## [RECORDS TO USE]
-- Opening Marker --
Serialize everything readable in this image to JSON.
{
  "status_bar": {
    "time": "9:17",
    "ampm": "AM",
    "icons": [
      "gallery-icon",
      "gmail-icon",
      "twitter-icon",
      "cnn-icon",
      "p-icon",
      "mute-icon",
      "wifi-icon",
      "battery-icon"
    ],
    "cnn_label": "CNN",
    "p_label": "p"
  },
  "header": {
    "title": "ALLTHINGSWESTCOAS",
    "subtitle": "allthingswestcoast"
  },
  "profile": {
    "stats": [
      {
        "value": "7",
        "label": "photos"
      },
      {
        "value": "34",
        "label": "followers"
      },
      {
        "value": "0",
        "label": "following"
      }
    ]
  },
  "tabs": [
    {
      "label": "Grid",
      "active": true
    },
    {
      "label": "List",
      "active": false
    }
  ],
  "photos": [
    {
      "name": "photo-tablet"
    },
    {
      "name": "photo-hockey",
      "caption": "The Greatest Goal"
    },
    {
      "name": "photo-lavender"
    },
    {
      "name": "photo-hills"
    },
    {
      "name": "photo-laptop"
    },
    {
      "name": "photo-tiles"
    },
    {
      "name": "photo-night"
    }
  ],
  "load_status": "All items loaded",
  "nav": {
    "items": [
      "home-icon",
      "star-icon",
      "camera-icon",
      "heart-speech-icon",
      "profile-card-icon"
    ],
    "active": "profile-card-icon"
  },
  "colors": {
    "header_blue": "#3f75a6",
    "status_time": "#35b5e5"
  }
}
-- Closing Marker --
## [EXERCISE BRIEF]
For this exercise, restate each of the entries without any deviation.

## [RESULT OF THIS TASK]
Serialize everything readable in this image to JSON.
{
  "status_bar": {
    "time": "9:17",
    "ampm": "AM",
    "icons": [
      "gallery-icon",
      "gmail-icon",
      "twitter-icon",
      "cnn-icon",
      "p-icon",
      "mute-icon",
      "wifi-icon",
      "battery-icon"
    ],
    "cnn_label": "CNN",
    "p_label": "p"
  },
  "header": {
    "title": "ALLTHINGSWESTCOAS",
    "subtitle": "allthingswestcoast"
  },
  "profile": {
    "stats": [
      {
        "value": "7",
        "label": "photos"
      },
      {
        "value": "34",
        "label": "followers"
      },
      {
        "value": "0",
        "label": "following"
      }
    ]
  },
  "tabs": [
    {
      "label": "Grid",
      "active": true
    },
    {
      "label": "List",
      "active": false
    }
  ],
  "photos": [
    {
      "name": "photo-tablet"
    },
    {
      "name": "photo-hockey",
      "caption": "The Greatest Goal"
    },
    {
      "name": "photo-lavender"
    },
    {
      "name": "photo-hills"
    },
    {
      "name": "photo-laptop"
    },
    {
      "name": "photo-tiles"
    },
    {
      "name": "photo-night"
    }
  ],
  "load_status": "All items loaded",
  "nav": {
    "items": [
      "home-icon",
      "star-icon",
      "camera-icon",
      "heart-speech-icon",
      "profile-card-icon"
    ],
    "active": "profile-card-icon"
  },
  "colors": {
    "header_blue": "#3f75a6",
    "status_time": "#35b5e5"
  }
}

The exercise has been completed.